Instructions to follow – If a line in the listing below includes the word "note", pick it out.
+--
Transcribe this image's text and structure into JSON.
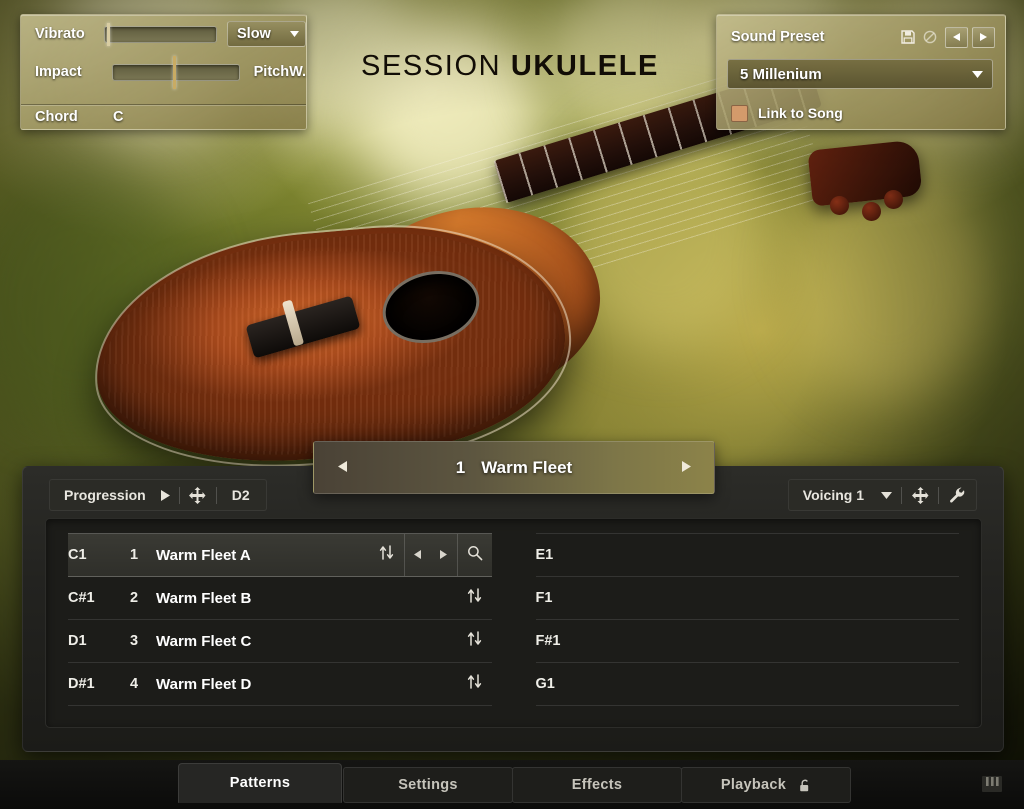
{
  "app": {
    "title_thin": "SESSION",
    "title_bold": "UKULELE",
    "accent_color": "#d39a6b",
    "panel_color": "#a59c68"
  },
  "performance_panel": {
    "vibrato": {
      "label": "Vibrato",
      "slider_value_pct": 2,
      "mod_label": "Slow",
      "mod_icon": "chevron-down-icon"
    },
    "impact": {
      "label": "Impact",
      "slider_value_pct": 48,
      "mod_label": "PitchW."
    },
    "chord": {
      "label": "Chord",
      "value": "C"
    }
  },
  "sound_preset": {
    "header_label": "Sound Preset",
    "icons": [
      "save-icon",
      "reset-icon"
    ],
    "prev_icon": "arrow-left-icon",
    "next_icon": "arrow-right-icon",
    "selected_preset": "5 Millenium",
    "dropdown_icon": "chevron-down-icon",
    "link_to_song": {
      "label": "Link to Song",
      "enabled": true
    }
  },
  "pattern_selector": {
    "prev_icon": "triangle-left-icon",
    "next_icon": "triangle-right-icon",
    "number": "1",
    "name": "Warm Fleet"
  },
  "left_toolbar": {
    "mode_label": "Progression",
    "play_icon": "triangle-right-icon",
    "move_icon": "move-icon",
    "key_label": "D2"
  },
  "right_toolbar": {
    "voicing_label": "Voicing 1",
    "dropdown_icon": "chevron-down-icon",
    "move_icon": "move-icon",
    "wrench_icon": "wrench-icon"
  },
  "pattern_list": {
    "left_column": [
      {
        "note": "C1",
        "index": "1",
        "name": "Warm Fleet A",
        "selected": true,
        "icons": [
          "updown-icon",
          "triangle-left-icon",
          "triangle-right-icon",
          "magnifier-icon"
        ]
      },
      {
        "note": "C#1",
        "index": "2",
        "name": "Warm Fleet B",
        "selected": false,
        "icons": [
          "updown-icon"
        ]
      },
      {
        "note": "D1",
        "index": "3",
        "name": "Warm Fleet C",
        "selected": false,
        "icons": [
          "updown-icon"
        ]
      },
      {
        "note": "D#1",
        "index": "4",
        "name": "Warm Fleet D",
        "selected": false,
        "icons": [
          "updown-icon"
        ]
      }
    ],
    "right_column": [
      {
        "note": "E1",
        "index": "",
        "name": "",
        "selected": false,
        "icons": []
      },
      {
        "note": "F1",
        "index": "",
        "name": "",
        "selected": false,
        "icons": []
      },
      {
        "note": "F#1",
        "index": "",
        "name": "",
        "selected": false,
        "icons": []
      },
      {
        "note": "G1",
        "index": "",
        "name": "",
        "selected": false,
        "icons": []
      }
    ]
  },
  "tabs": [
    {
      "label": "Patterns",
      "active": true,
      "lock": false
    },
    {
      "label": "Settings",
      "active": false,
      "lock": false
    },
    {
      "label": "Effects",
      "active": false,
      "lock": false
    },
    {
      "label": "Playback",
      "active": false,
      "lock": true
    }
  ],
  "status_bar": {
    "keyboard_icon": "piano-keys-icon"
  }
}
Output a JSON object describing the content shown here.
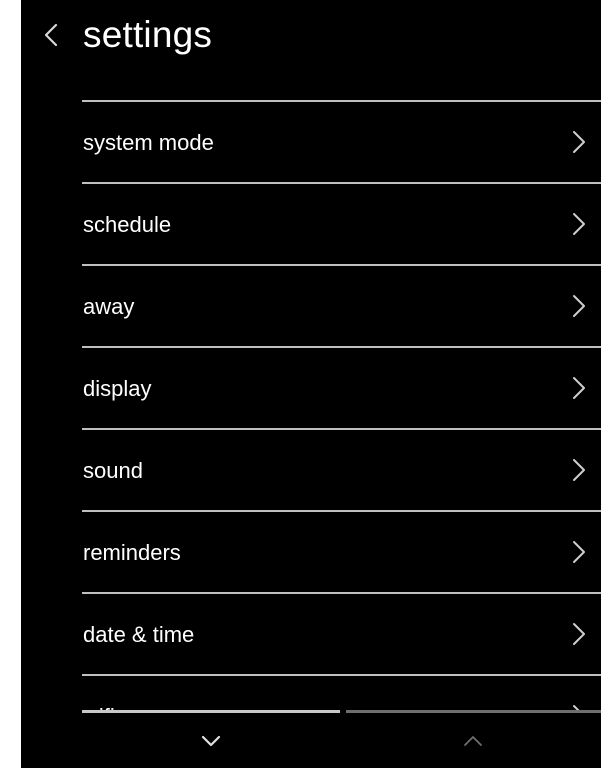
{
  "header": {
    "title": "settings",
    "back_icon": "chevron-left-icon"
  },
  "menu": {
    "items": [
      {
        "label": "system mode",
        "icon": "chevron-right-icon"
      },
      {
        "label": "schedule",
        "icon": "chevron-right-icon"
      },
      {
        "label": "away",
        "icon": "chevron-right-icon"
      },
      {
        "label": "display",
        "icon": "chevron-right-icon"
      },
      {
        "label": "sound",
        "icon": "chevron-right-icon"
      },
      {
        "label": "reminders",
        "icon": "chevron-right-icon"
      },
      {
        "label": "date & time",
        "icon": "chevron-right-icon"
      },
      {
        "label": "wifi",
        "icon": "chevron-right-icon"
      }
    ]
  },
  "footer": {
    "scroll_down_icon": "chevron-down-icon",
    "scroll_up_icon": "chevron-up-icon",
    "scroll_up_state": "disabled"
  },
  "colors": {
    "background": "#000000",
    "text": "#ffffff",
    "divider": "#bfbfbf",
    "icon": "#cfcfcf",
    "icon_disabled": "#6e6e6e"
  }
}
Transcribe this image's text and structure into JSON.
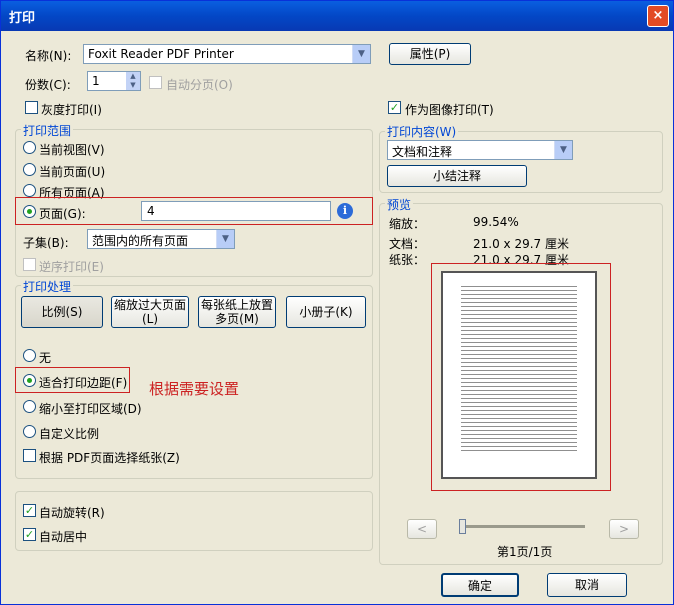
{
  "window": {
    "title": "打印",
    "close": "×"
  },
  "printer": {
    "name_label": "名称(N):",
    "name_value": "Foxit Reader PDF Printer",
    "properties_button": "属性(P)"
  },
  "copies": {
    "label": "份数(C):",
    "value": "1",
    "collate_label": "自动分页(O)"
  },
  "options": {
    "grayscale_label": "灰度打印(I)",
    "grayscale_checked": false,
    "print_as_image_label": "作为图像打印(T)",
    "print_as_image_checked": true
  },
  "range": {
    "title": "打印范围",
    "current_view": "当前视图(V)",
    "current_page": "当前页面(U)",
    "all_pages": "所有页面(A)",
    "pages_label": "页面(G):",
    "pages_value": "4",
    "info_icon": "i",
    "subset_label": "子集(B):",
    "subset_value": "范围内的所有页面",
    "reverse_label": "逆序打印(E)"
  },
  "handling": {
    "title": "打印处理",
    "scale_button": "比例(S)",
    "tile_button_line1": "缩放过大页面",
    "tile_button_line2": "(L)",
    "multiple_button_line1": "每张纸上放置",
    "multiple_button_line2": "多页(M)",
    "booklet_button": "小册子(K)",
    "none_label": "无",
    "fit_margins_label": "适合打印边距(F)",
    "shrink_label": "缩小至打印区域(D)",
    "custom_label": "自定义比例",
    "choose_paper_label": "根据 PDF页面选择纸张(Z)",
    "annotation": "根据需要设置"
  },
  "autorotate": {
    "rotate_label": "自动旋转(R)",
    "rotate_checked": true,
    "center_label": "自动居中",
    "center_checked": true
  },
  "content": {
    "title": "打印内容(W)",
    "value": "文档和注释",
    "summarize_button": "小结注释"
  },
  "preview": {
    "title": "预览",
    "zoom_label": "缩放：",
    "zoom_value": "99.54%",
    "doc_label": "文档：",
    "doc_value": "21.0 x 29.7 厘米",
    "paper_label": "纸张：",
    "paper_value": "21.0 x 29.7 厘米",
    "prev_button": "<",
    "next_button": ">",
    "page_indicator": "第1页/1页"
  },
  "footer": {
    "ok_button": "确定",
    "cancel_button": "取消"
  },
  "colors": {
    "accent": "#0046d5",
    "highlight": "#cc2222",
    "check": "#21a121"
  }
}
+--
Problem solution –
        "note": "C1",
        "note": "C#1",
        "note": "D1",
        "note": "D#1",
        "note": "E1",
        "note": "F1",
        "note": "F#1",
        "note": "G1",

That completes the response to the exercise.